"Now I am 65 and feel like there is no hope for a better life."
I want to respect the hopelessness you feel, but also offer the thought that perhaps your fate isn't sealed. Perhaps there is hope to find the support and validation you deserve. If you can't hope, I'll hope for you. Because I believe without a doubt that it's possible to live a vibrant, fulfilling life with Dissociative Identity Disorder.
I hope to hear from you again, Kathleen. Thanks for joining the discussion.
I totally agree! Grat article :)
I continually try to learn more about the illness that has a firm grasp on my life. I have to admit, I've never heard this one before, but it certainly sounds plausible. I also have to admit that I was originally put off by the thought of having never been "whole". I guess I want desperately to believe that I too was normal once...whatever normal is.
The one issue I find with the broken vase theory is that, although the world is ever changing, requiring constant change from us and our identities, what about safety? As we grow older and learn more about the world, finding it to be safer than what we knew of it as young maleable beings...why don't we stop switching? Every theory bases identity creation as a form of protection...when does it or why doesn't the changing/protection stop? We are adults now...we can handle this.
"As we grow older and learn more about the world, finding it to be safer than what we knew of it as young maleable beings…why don’t we stop switching? Every theory bases identity creation as a form of protection…when does it or why doesn’t the changing/protection stop? We are adults now…we can handle this."
There are a lot of reasons. Not the least of which is that if you have DID, dissociation is your primary way of coping. Across the board. It's automatic. This is just your way of being in the world. So to change it takes work. It takes becoming more aware and learning how to cope without using dissociation.

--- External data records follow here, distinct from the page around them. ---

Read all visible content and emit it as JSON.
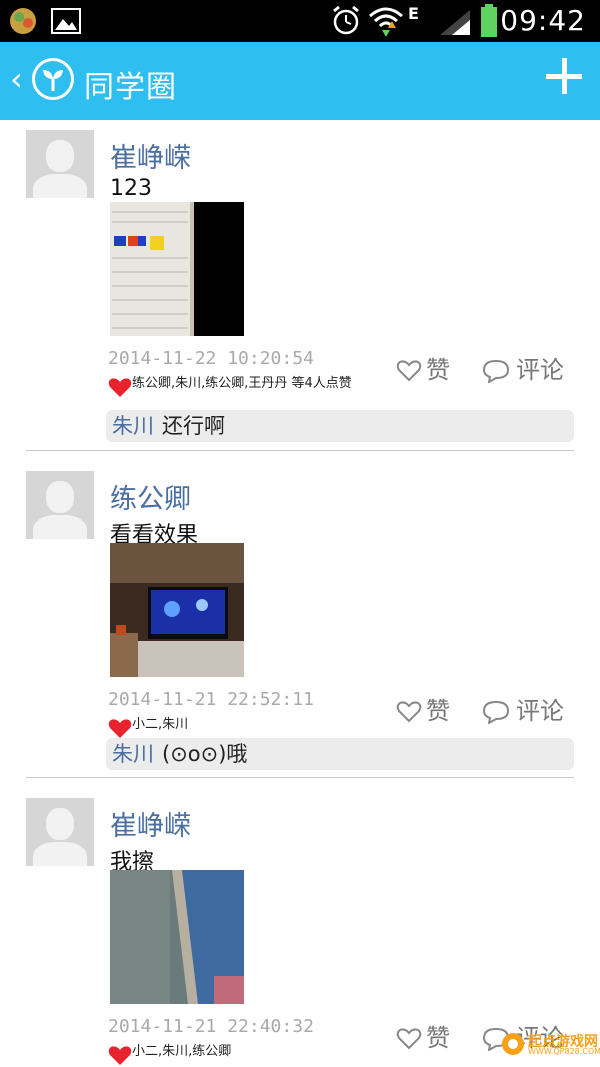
{
  "status_bar": {
    "time": "09:42",
    "network": "E"
  },
  "header": {
    "title": "同学圈"
  },
  "actions": {
    "like_label": "赞",
    "comment_label": "评论"
  },
  "posts": [
    {
      "author": "崔峥嵘",
      "content": "123",
      "timestamp": "2014-11-22 10:20:54",
      "likers": "练公卿,朱川,练公卿,王丹丹 等4人点赞",
      "comment_author": "朱川",
      "comment_text": "还行啊"
    },
    {
      "author": "练公卿",
      "content": "看看效果",
      "timestamp": "2014-11-21 22:52:11",
      "likers": "小二,朱川",
      "comment_author": "朱川",
      "comment_text": "(⊙o⊙)哦"
    },
    {
      "author": "崔峥嵘",
      "content": "我擦",
      "timestamp": "2014-11-21 22:40:32",
      "likers": "小二,朱川,练公卿"
    }
  ],
  "watermark": {
    "text": "起点游戏网",
    "sub": "WWW.QP828.COM"
  },
  "colors": {
    "app_bar": "#2ebef0",
    "name": "#4a6fa0",
    "like_heart": "#e8232e"
  }
}
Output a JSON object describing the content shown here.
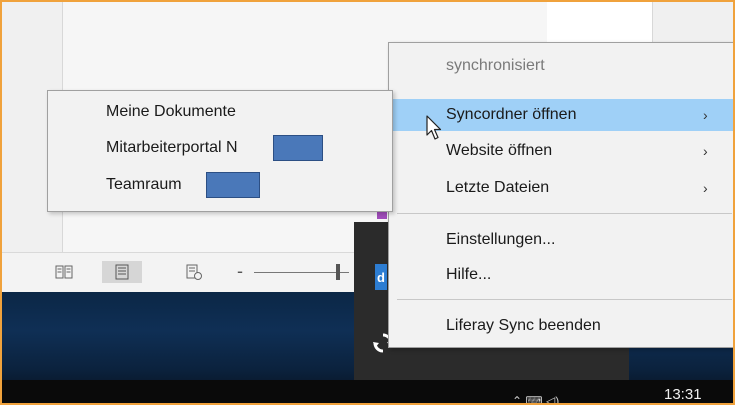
{
  "context_menu": {
    "status": "synchronisiert",
    "items": [
      {
        "label": "Syncordner öffnen",
        "submenu": true
      },
      {
        "label": "Website öffnen",
        "submenu": true
      },
      {
        "label": "Letzte Dateien",
        "submenu": true
      },
      {
        "label": "Einstellungen..."
      },
      {
        "label": "Hilfe..."
      },
      {
        "label": "Liferay Sync beenden"
      }
    ],
    "arrow": "›"
  },
  "submenu": {
    "items": [
      {
        "label": "Meine Dokumente"
      },
      {
        "label": "Mitarbeiterportal N"
      },
      {
        "label": "Teamraum"
      }
    ]
  },
  "taskbar": {
    "clock": "13:31",
    "tray_text": "⌃ ⌨ ◁) ",
    "tray_letter": "d"
  },
  "colors": {
    "highlight": "#9fd0f7",
    "redaction": "#4a78b9",
    "frame_border": "#f0a23c"
  }
}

But perhaps the bigger issue is the one you brought up ... safety. I'll ask you, do you genuinely feel safe now as an adult? My logical, rational brain tells me, "of course I'm safe!" But that doesn't mean I *feel* safe. I don't. At all. I suspect that many people, perhaps most or all, with DID didn't just learn that the situations they were in were unsafe as a child. No, they learned that the world isn't safe. When you learn, as a child, that the world is not safe, you always need protection.
"We are adults now…we can handle this."
We do. Dissociation is part of how we handle it. ;) This is part of why treatment is so complex. These are core beliefs and changing them isn't easy.
Interesting. At first glance the broken vase theory seems to hold water (ahem). But when you poke further, you're right, we have a protoidentity as a child and it is highly mailable.
Which led me to this analogy, which I'd be interested to hear if you agree with:
A human being is a vine growing up the side of a cliff. The vine would always grow straight up as we mature. However, when things get in our way (stressors) like rocks and roots and trees, we have to adapt by changing direction. What we end up with is a very squirrelly vine that's not sure where it's safe to go next.
It's just a vision I had as I read your words. Perhaps it fits, perhaps it doesn't. Just curious.
Anything that is living is bound to be a better metaphor for the development of DID than inanimate objects. And I like your metaphor for another reason: it's universal. In other words, the person with DID isn't some entirely different species. We're all of us vines - living, growing things, interacting with and responding to the stressors in our environments. I very much like that.